**Task prompt**.
Check every line of the data for the string "áudio" and copy the ones that have it.

━━━ Source material ━━━

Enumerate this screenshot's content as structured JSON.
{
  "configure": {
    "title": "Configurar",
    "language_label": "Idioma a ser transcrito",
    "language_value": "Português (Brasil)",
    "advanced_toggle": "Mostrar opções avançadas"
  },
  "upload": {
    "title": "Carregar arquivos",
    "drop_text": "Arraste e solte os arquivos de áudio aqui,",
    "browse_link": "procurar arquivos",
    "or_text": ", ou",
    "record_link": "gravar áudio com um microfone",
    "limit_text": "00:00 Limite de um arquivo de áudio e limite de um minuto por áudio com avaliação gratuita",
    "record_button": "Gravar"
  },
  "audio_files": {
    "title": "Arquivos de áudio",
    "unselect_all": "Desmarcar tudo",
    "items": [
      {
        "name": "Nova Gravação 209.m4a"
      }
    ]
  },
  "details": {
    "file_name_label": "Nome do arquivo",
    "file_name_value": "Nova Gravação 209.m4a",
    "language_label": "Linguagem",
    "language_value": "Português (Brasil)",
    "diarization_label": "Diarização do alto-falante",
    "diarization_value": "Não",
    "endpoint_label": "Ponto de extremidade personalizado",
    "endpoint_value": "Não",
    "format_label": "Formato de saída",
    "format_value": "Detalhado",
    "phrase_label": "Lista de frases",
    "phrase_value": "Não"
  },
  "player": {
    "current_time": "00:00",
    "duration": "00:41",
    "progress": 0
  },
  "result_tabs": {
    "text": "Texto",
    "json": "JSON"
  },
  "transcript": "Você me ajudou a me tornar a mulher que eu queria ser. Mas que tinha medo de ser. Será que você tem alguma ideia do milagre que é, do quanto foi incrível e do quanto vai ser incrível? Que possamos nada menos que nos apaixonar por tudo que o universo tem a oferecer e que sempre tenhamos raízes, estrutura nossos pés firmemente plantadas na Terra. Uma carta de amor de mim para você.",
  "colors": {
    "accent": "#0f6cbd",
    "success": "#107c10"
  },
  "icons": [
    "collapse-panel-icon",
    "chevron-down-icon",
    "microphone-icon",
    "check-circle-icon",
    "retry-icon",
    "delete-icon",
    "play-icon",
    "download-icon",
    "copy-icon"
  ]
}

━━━

**Result of the exercise**.
    "drop_text": "Arraste e solte os arquivos de áudio aqui,",
    "record_link": "gravar áudio com um microfone",
    "limit_text": "00:00 Limite de um arquivo de áudio e limite de um minuto por áudio com avaliação gratuita",
    "title": "Arquivos de áudio",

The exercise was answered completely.